They would soon wish they hadn’t.
Led by quarterback Vinny Testaverde, the Jets ran off 23 unanswered points to tie the game at 30. Miami quickly took the lead again, but the Jets responded, with Testaverde throwing his fourth touchdown pass of the fourth quarter, this one caught by offensive tackle Jumbo Elliot, who was lined up as an eligible receiver on the play.
The touchdown and subsequent extra point forced overtime. After a series of turnovers—two by Miami and one by New York—Jets kicker John Hall lined up for a 40-yard field goal. The ball sailed through the uprights, completing what would become known as the Monday Night Miracle, a comeback that remains the biggest in franchise history.

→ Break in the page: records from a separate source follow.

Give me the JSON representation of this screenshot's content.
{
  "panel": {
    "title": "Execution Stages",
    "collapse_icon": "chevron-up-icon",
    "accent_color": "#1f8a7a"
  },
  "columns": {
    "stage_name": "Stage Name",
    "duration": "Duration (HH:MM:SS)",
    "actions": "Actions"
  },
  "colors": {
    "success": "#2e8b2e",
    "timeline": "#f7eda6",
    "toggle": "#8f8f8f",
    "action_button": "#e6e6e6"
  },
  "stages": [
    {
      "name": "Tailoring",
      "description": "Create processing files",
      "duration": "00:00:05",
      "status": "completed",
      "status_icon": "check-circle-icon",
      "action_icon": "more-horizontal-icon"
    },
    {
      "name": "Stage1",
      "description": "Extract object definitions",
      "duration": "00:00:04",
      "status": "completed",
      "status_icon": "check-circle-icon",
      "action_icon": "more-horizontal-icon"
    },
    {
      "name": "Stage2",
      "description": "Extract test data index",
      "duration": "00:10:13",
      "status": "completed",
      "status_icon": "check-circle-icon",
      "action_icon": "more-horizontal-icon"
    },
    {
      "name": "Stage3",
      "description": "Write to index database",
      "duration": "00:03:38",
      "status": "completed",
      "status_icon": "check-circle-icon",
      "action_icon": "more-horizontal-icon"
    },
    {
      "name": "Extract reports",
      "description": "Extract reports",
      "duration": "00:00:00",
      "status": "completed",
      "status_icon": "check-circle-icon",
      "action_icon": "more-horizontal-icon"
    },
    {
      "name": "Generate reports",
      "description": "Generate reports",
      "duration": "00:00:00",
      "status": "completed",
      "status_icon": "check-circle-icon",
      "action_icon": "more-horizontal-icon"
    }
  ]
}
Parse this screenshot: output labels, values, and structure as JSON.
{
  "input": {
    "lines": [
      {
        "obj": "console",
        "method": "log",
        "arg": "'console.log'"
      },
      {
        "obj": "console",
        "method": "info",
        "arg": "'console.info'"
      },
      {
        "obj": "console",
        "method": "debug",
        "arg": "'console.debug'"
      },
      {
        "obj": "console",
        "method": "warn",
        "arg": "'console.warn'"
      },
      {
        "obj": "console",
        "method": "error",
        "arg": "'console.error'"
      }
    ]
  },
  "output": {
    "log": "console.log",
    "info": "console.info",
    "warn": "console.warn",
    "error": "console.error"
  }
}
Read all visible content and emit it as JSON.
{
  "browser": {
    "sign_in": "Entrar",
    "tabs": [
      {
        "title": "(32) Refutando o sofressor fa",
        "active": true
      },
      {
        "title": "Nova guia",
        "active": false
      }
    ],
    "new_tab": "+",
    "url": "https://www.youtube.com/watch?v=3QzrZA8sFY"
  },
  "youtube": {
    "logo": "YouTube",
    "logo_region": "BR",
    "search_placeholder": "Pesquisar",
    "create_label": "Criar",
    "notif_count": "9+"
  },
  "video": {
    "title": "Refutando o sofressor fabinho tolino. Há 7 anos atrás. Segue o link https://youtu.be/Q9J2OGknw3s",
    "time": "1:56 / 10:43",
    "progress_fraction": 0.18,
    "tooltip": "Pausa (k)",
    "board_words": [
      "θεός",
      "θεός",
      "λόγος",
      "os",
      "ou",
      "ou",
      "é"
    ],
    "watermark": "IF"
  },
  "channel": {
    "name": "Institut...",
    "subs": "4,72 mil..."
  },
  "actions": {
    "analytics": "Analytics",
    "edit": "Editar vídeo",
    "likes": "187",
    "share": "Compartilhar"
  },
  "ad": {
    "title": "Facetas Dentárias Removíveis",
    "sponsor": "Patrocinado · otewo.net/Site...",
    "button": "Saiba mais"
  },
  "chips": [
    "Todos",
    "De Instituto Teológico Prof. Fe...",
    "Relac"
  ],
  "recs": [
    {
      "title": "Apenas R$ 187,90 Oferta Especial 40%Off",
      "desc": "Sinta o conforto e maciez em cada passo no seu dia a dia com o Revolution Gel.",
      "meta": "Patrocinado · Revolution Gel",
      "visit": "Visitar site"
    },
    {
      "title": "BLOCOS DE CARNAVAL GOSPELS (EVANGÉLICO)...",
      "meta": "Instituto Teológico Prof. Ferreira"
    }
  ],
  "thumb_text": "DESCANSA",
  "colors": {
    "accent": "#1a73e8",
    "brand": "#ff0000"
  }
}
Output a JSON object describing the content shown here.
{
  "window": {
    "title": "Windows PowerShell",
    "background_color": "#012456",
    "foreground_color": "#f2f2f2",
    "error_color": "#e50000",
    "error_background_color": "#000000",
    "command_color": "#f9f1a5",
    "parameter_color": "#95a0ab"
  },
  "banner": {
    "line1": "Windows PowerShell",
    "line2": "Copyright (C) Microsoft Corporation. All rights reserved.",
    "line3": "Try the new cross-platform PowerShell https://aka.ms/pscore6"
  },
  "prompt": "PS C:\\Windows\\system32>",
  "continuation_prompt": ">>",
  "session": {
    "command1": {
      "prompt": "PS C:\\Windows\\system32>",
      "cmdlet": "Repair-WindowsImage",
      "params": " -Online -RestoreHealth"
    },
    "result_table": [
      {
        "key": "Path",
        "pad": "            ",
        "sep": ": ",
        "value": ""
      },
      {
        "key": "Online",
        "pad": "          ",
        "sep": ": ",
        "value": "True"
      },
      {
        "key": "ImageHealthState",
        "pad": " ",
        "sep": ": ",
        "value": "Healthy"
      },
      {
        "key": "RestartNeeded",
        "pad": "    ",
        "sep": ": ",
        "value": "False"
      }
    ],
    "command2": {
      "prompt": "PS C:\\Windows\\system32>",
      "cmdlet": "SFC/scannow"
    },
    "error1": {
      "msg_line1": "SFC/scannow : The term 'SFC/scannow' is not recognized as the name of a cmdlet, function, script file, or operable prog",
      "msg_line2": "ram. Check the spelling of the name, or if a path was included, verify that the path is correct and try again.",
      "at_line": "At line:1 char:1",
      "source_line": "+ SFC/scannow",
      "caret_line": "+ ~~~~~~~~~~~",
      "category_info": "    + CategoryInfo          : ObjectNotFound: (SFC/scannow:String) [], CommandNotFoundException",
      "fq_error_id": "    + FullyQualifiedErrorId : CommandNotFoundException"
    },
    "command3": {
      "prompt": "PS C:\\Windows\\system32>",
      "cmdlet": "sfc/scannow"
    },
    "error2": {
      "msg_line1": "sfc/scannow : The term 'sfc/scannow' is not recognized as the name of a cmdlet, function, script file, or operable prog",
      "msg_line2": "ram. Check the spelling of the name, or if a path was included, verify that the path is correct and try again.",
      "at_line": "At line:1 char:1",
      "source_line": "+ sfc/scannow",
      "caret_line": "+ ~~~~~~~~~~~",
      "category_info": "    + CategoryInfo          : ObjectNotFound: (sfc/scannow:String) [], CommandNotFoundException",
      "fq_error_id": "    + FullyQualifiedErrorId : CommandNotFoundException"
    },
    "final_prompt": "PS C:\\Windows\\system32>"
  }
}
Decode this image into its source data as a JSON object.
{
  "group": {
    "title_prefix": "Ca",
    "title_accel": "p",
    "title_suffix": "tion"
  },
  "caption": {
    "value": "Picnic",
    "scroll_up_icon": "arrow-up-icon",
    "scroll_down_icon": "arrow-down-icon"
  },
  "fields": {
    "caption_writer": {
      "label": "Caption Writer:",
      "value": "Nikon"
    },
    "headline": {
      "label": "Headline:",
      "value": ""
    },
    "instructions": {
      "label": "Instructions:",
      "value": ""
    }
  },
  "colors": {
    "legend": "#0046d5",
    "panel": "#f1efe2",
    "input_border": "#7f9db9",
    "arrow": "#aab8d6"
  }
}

1. Namath Backs Up His Guarantee
Few believed the Jets had any chance of winning Super Bowl III. Hailing from what was considered the inferior American Football League, New York was an 18-point underdog against the NFL champion Baltimore Colts.
Perhaps no one disagreed with the prognosticators more than Joe Namath. Three days before Super Bowl III, while accepting the AFL MVP Award, the brash young quarterback famously guaranteed a victory.
By the end of the big game, he had proven to everyone how right he was. In a performance that earned him Super Bowl MVP honors, Namath threw for 206 yards. One hundred thirty-three of these were to George Sauer, a relative unknown who was filling in for hampered star wideout Don Maynard.
As Namath left the Orange Bowl field, the quarterback held an index finger aloft in victory. For the Jets franchise, it’s an image that will live on forever.